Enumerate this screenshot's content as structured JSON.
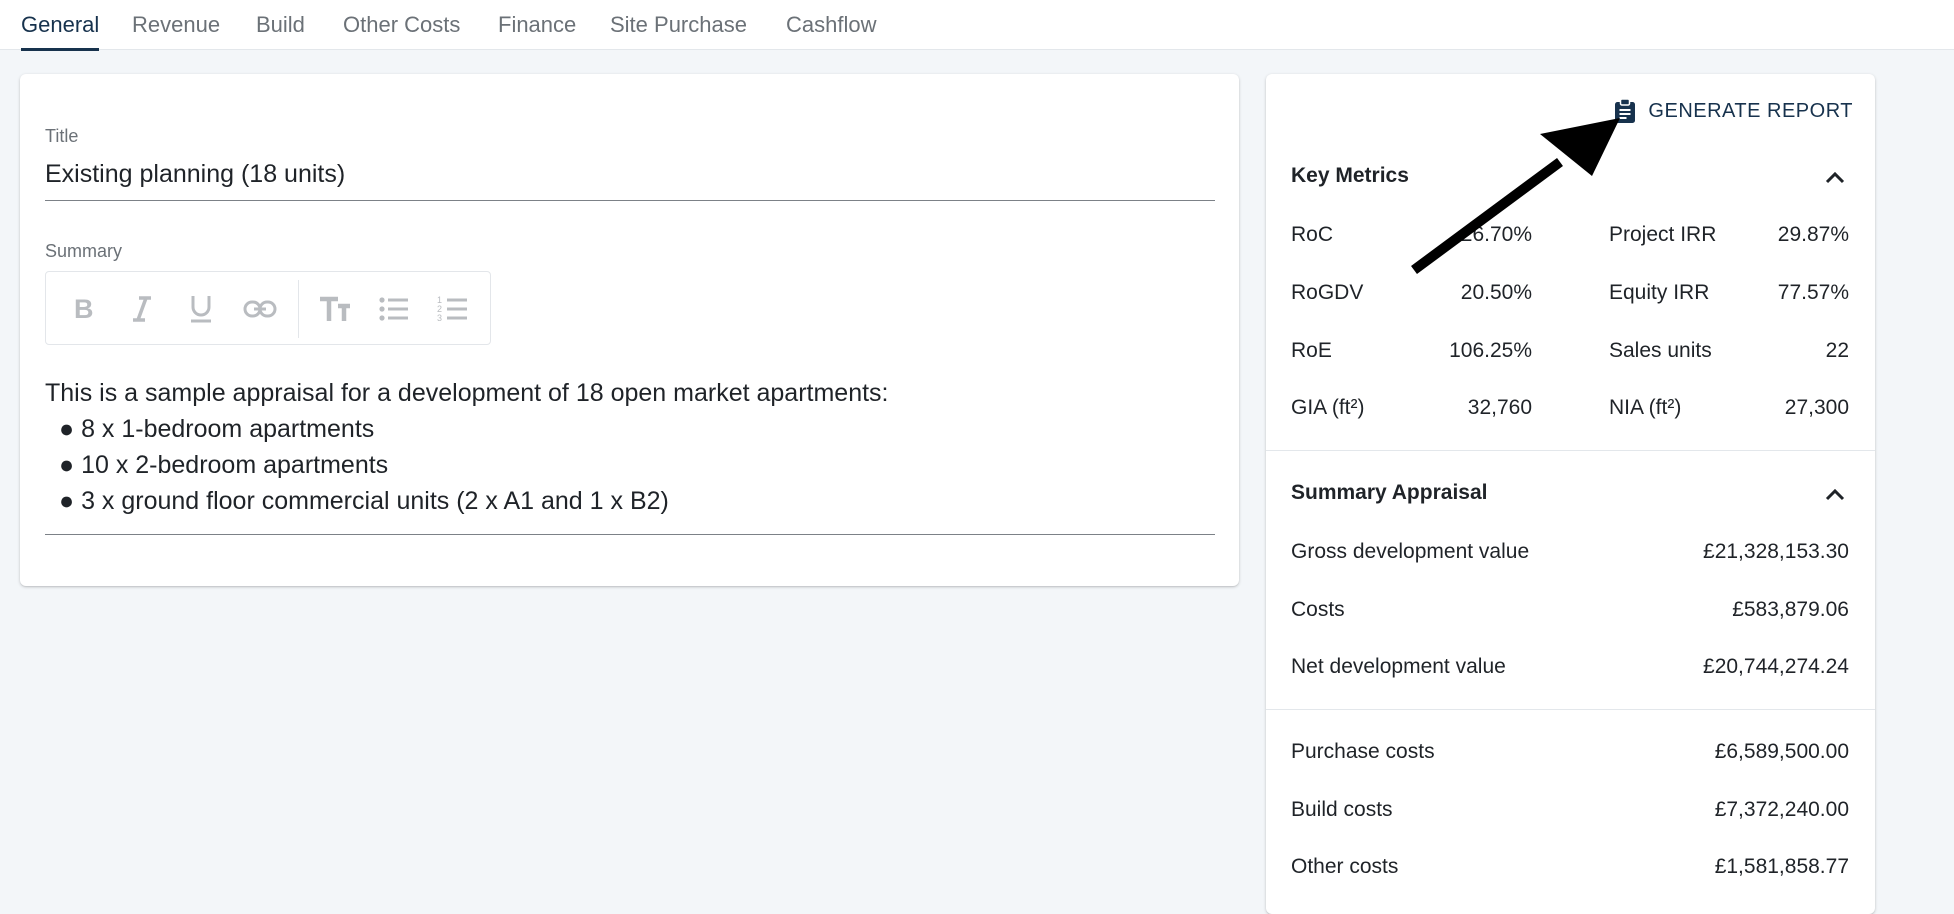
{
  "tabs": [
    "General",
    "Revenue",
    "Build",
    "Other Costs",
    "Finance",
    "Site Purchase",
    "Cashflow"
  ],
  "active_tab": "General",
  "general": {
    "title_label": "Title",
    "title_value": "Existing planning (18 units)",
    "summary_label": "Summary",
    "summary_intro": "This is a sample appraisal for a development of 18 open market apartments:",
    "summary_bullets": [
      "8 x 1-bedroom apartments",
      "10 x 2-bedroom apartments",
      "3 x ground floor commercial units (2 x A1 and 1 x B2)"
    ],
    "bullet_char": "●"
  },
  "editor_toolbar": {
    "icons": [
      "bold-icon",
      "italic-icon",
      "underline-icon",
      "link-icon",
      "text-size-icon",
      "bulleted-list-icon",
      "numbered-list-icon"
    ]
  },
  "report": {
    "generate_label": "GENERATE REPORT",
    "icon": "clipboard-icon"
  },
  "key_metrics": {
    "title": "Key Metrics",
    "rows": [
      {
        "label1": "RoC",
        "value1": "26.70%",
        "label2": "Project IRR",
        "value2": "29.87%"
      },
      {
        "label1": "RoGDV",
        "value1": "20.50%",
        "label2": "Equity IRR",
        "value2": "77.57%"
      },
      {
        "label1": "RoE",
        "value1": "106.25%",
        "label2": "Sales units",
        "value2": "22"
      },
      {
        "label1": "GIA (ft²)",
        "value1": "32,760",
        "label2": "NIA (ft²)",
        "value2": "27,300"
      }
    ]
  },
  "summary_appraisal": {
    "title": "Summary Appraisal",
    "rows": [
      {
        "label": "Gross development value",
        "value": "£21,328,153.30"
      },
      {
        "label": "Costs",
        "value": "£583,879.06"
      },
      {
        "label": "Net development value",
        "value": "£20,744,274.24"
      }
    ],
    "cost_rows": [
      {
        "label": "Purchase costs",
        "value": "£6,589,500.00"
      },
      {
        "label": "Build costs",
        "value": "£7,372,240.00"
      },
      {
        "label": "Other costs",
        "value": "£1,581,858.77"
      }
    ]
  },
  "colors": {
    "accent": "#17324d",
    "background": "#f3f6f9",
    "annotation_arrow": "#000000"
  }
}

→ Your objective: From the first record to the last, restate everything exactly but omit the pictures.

→ Response:
Enumerate this screenshot's content as structured JSON.
{
  "tabs": [
    "General",
    "Revenue",
    "Build",
    "Other Costs",
    "Finance",
    "Site Purchase",
    "Cashflow"
  ],
  "active_tab": "General",
  "general": {
    "title_label": "Title",
    "title_value": "Existing planning (18 units)",
    "summary_label": "Summary",
    "summary_intro": "This is a sample appraisal for a development of 18 open market apartments:",
    "summary_bullets": [
      "8 x 1-bedroom apartments",
      "10 x 2-bedroom apartments",
      "3 x ground floor commercial units (2 x A1 and 1 x B2)"
    ],
    "bullet_char": "●"
  },
  "editor_toolbar": {
    "icons": [
      "bold-icon",
      "italic-icon",
      "underline-icon",
      "link-icon",
      "text-size-icon",
      "bulleted-list-icon",
      "numbered-list-icon"
    ]
  },
  "report": {
    "generate_label": "GENERATE REPORT",
    "icon": "clipboard-icon"
  },
  "key_metrics": {
    "title": "Key Metrics",
    "rows": [
      {
        "label1": "RoC",
        "value1": "26.70%",
        "label2": "Project IRR",
        "value2": "29.87%"
      },
      {
        "label1": "RoGDV",
        "value1": "20.50%",
        "label2": "Equity IRR",
        "value2": "77.57%"
      },
      {
        "label1": "RoE",
        "value1": "106.25%",
        "label2": "Sales units",
        "value2": "22"
      },
      {
        "label1": "GIA (ft²)",
        "value1": "32,760",
        "label2": "NIA (ft²)",
        "value2": "27,300"
      }
    ]
  },
  "summary_appraisal": {
    "title": "Summary Appraisal",
    "rows": [
      {
        "label": "Gross development value",
        "value": "£21,328,153.30"
      },
      {
        "label": "Costs",
        "value": "£583,879.06"
      },
      {
        "label": "Net development value",
        "value": "£20,744,274.24"
      }
    ],
    "cost_rows": [
      {
        "label": "Purchase costs",
        "value": "£6,589,500.00"
      },
      {
        "label": "Build costs",
        "value": "£7,372,240.00"
      },
      {
        "label": "Other costs",
        "value": "£1,581,858.77"
      }
    ]
  },
  "colors": {
    "accent": "#17324d",
    "background": "#f3f6f9",
    "annotation_arrow": "#000000"
  }
}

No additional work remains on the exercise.